Concurrence and Dissent as to Severability
Justices Thomas and Gorsuch concurred that a Humphrey’s Executor interpretation should be limited to allowing multimember expert agencies that do not wield substantial executive power.
However, Thomas believes Roberts could have gone further and completely left Humphrey’s Executor in the history books because the Constitution does it state that Congress can delegate legislative power or authorize judicial power outside of Article III. While Thomas believes Roberts could have stamped Humphrey’s Executor as completely irrelevant, he still believes the opinion today effectively curtails the unaccountability of the agencies and hopes that in the future the court will be able to reconsider Humphrey’s Executor in toto.
Thomas dissents from Roberts' opinion regarding severability and ratification. Where Roberts leaves readers wondering about the future of the case, Thomas provides a clear solution. Thomas puts forth that the issue of this case could have been simply solved without remand. Thomas argues that ratification and severability are irrelevant when focusing on the constitutional injury of the case – enforcement of a CID by an insulated Director – and attempt to resolve it.
Thomas believes determining ratification is unnecessary.
Dissent and Concurrence as to Severability
Justice Kagan, joined by Justices Ginsburg, Breyer, and Sotomayor, dissented from the majority’s opinion, indicating that they would have upheld the structure of the CFPB to maintain the agency’s independence.
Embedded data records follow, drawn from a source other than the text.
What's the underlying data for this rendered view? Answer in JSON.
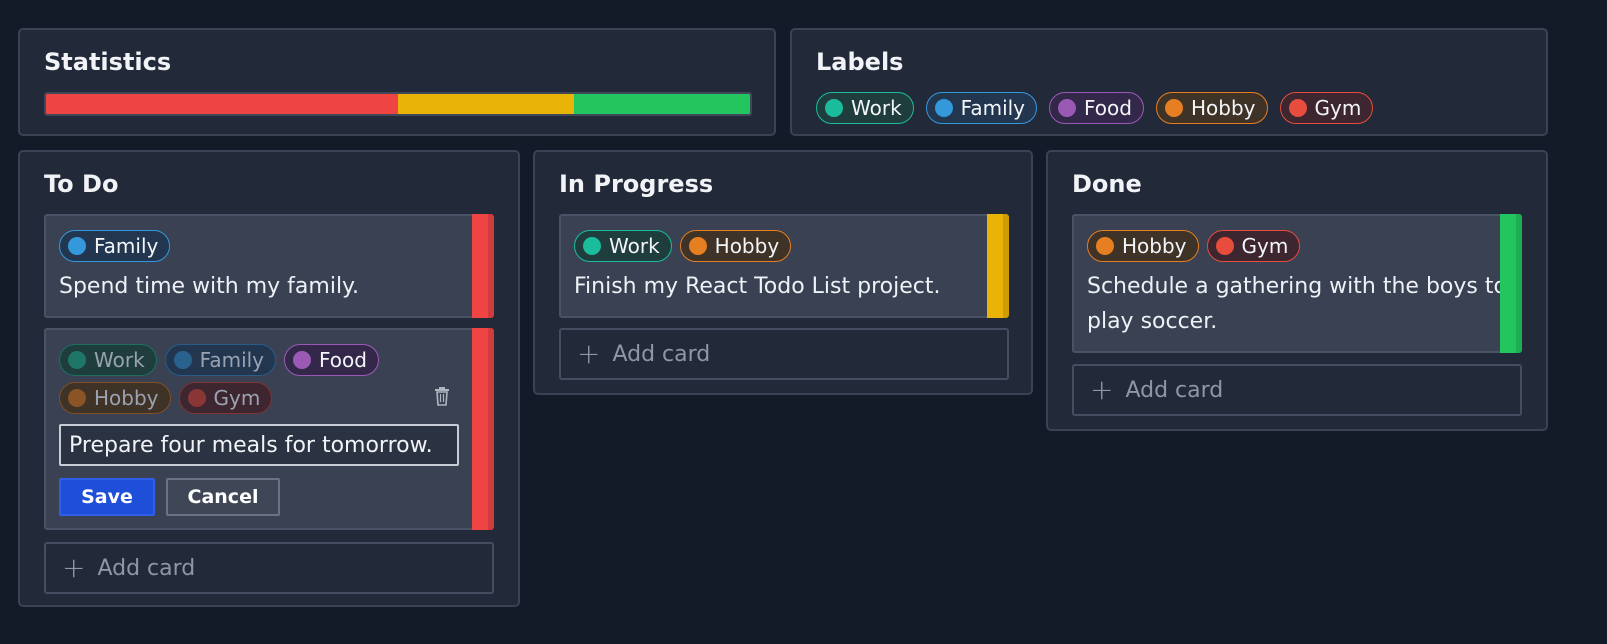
{
  "labels_catalog": [
    {
      "name": "Work",
      "dot": "#1abc9c",
      "border": "#1abc9c",
      "bg": "#1f3d3c"
    },
    {
      "name": "Family",
      "dot": "#3498db",
      "border": "#3498db",
      "bg": "#223650"
    },
    {
      "name": "Food",
      "dot": "#9b59b6",
      "border": "#9b59b6",
      "bg": "#34284a"
    },
    {
      "name": "Hobby",
      "dot": "#e67e22",
      "border": "#e67e22",
      "bg": "#3f3227"
    },
    {
      "name": "Gym",
      "dot": "#e74c3c",
      "border": "#e74c3c",
      "bg": "#3d2630"
    }
  ],
  "statistics": {
    "title": "Statistics",
    "segments": [
      {
        "status": "To Do",
        "fraction": 0.5,
        "color": "#ef4444"
      },
      {
        "status": "In Progress",
        "fraction": 0.25,
        "color": "#eab308"
      },
      {
        "status": "Done",
        "fraction": 0.25,
        "color": "#22c55e"
      }
    ]
  },
  "labels_panel": {
    "title": "Labels"
  },
  "columns": {
    "todo": {
      "title": "To Do",
      "color": "#ef4444",
      "card1": {
        "labels": [
          "Family"
        ],
        "text": "Spend time with my family."
      },
      "edit_card": {
        "labels_row1": [
          {
            "name": "Work",
            "selected": false
          },
          {
            "name": "Family",
            "selected": false
          },
          {
            "name": "Food",
            "selected": true
          }
        ],
        "labels_row2": [
          {
            "name": "Hobby",
            "selected": false
          },
          {
            "name": "Gym",
            "selected": false
          }
        ],
        "input_value": "Prepare four meals for tomorrow.",
        "save_label": "Save",
        "cancel_label": "Cancel",
        "delete_icon": "trash-icon"
      },
      "add_card_label": "Add card"
    },
    "in_progress": {
      "title": "In Progress",
      "color": "#eab308",
      "card1": {
        "labels": [
          "Work",
          "Hobby"
        ],
        "text": "Finish my React Todo List project."
      },
      "add_card_label": "Add card"
    },
    "done": {
      "title": "Done",
      "color": "#22c55e",
      "card1": {
        "labels": [
          "Hobby",
          "Gym"
        ],
        "text_line1": "Schedule a gathering with the boys to",
        "text_line2": "play soccer."
      },
      "add_card_label": "Add card"
    }
  }
}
In the dissent, the Supreme Court’s block of more-liberal justices explained their belief that Congress is generally free to constrain the President’s power to remove officers in the Executive Branch. While dissenting from the majority’s opinion, the Supreme Court’s block of more-liberal justices concurred in the judgment as it relates to the issue of severability. As explained in the dissent, “[t]he outcome today will not shut down the CFPB: A different majority of this Court, including all those who join this opinion, believes that if the agency’s removal provision is unconstitutional, it should be severed.”
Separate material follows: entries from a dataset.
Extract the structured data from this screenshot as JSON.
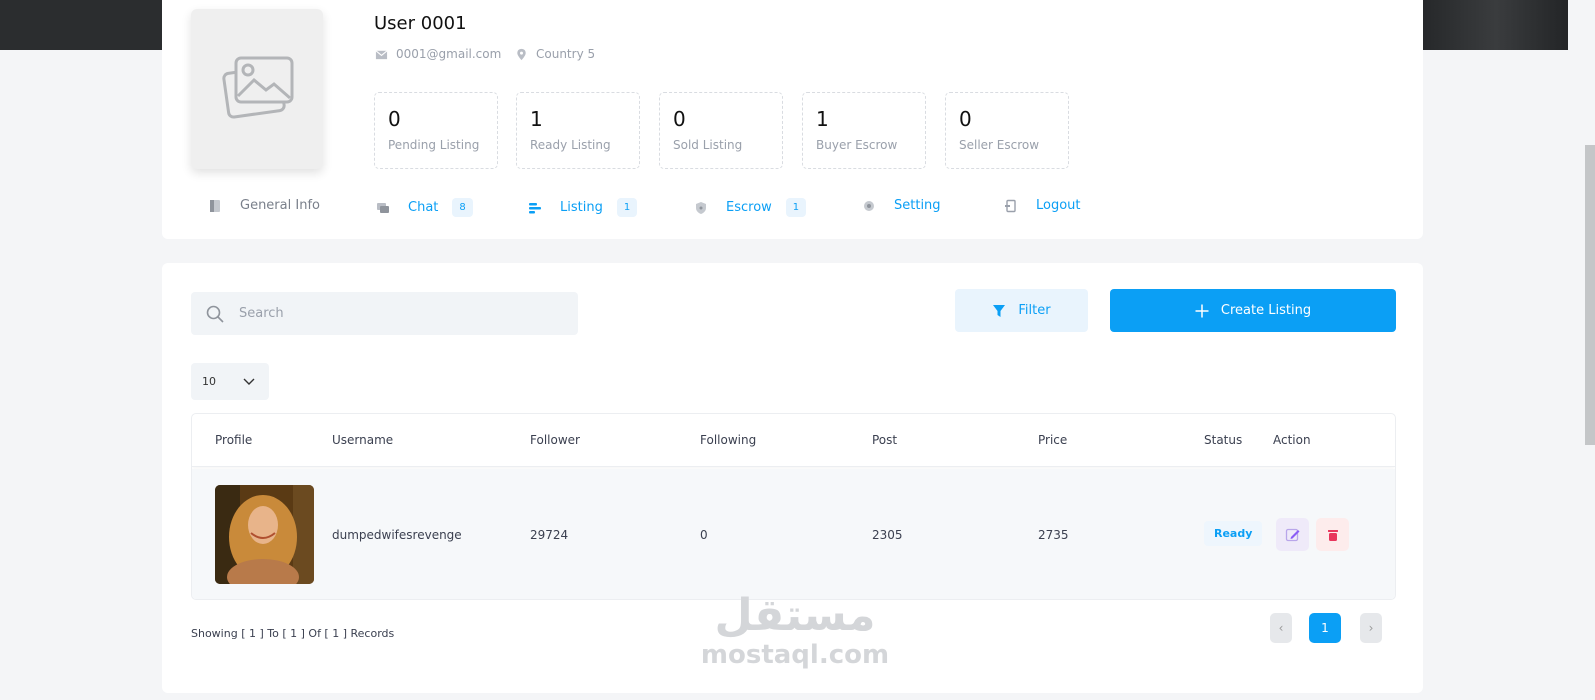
{
  "user": {
    "name": "User 0001",
    "email": "0001@gmail.com",
    "country": "Country 5"
  },
  "stats": [
    {
      "value": "0",
      "label": "Pending Listing"
    },
    {
      "value": "1",
      "label": "Ready Listing"
    },
    {
      "value": "0",
      "label": "Sold Listing"
    },
    {
      "value": "1",
      "label": "Buyer Escrow"
    },
    {
      "value": "0",
      "label": "Seller Escrow"
    }
  ],
  "tabs": [
    {
      "label": "General Info",
      "icon": "document-icon"
    },
    {
      "label": "Chat",
      "count": "8",
      "icon": "chat-icon"
    },
    {
      "label": "Listing",
      "count": "1",
      "icon": "list-icon"
    },
    {
      "label": "Escrow",
      "count": "1",
      "icon": "shield-icon"
    },
    {
      "label": "Setting",
      "icon": "gear-icon"
    },
    {
      "label": "Logout",
      "icon": "logout-icon"
    }
  ],
  "toolbar": {
    "search_placeholder": "Search",
    "filter_label": "Filter",
    "create_label": "Create Listing",
    "per_page": "10"
  },
  "table": {
    "headers": [
      "Profile",
      "Username",
      "Follower",
      "Following",
      "Post",
      "Price",
      "Status",
      "Action"
    ],
    "rows": [
      {
        "username": "dumpedwifesrevenge",
        "follower": "29724",
        "following": "0",
        "post": "2305",
        "price": "2735",
        "status": "Ready"
      }
    ]
  },
  "footer": {
    "records": "Showing [ 1 ] To [ 1 ] Of [ 1 ] Records",
    "current_page": "1",
    "prev": "‹",
    "next": "›"
  },
  "watermark": {
    "arabic": "مستقل",
    "latin": "mostaql.com"
  },
  "colors": {
    "accent": "#0b9ff5",
    "background": "#f4f5f7",
    "danger": "#e8365d",
    "edit": "#8b5cf6"
  }
}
The Future of the CFPB
The legal saga of the CFPB can now best be described as a long road to nowhere. A determination by the Supreme Court of constitutionality is usually a pivotal event in American jurisprudence. The Supreme Court’s holding here was not that moment in history, nor did it put to rest future legal challenges to the Bureau’s authority from all sides. Parties who have current enforcement matters before the Bureau may argue that ratification cannot be the magic wand that can cure a constitutional defect, especially in instances when the Director lacked the authority to act at the time it was initially done. Those financial institutions that agreed to significant consent orders are probably feeling buyer’s remorse. Finally, expect additional legal challenges, beyond what is afforded in the Administrative Procedures Act, for pending rulemakings this year.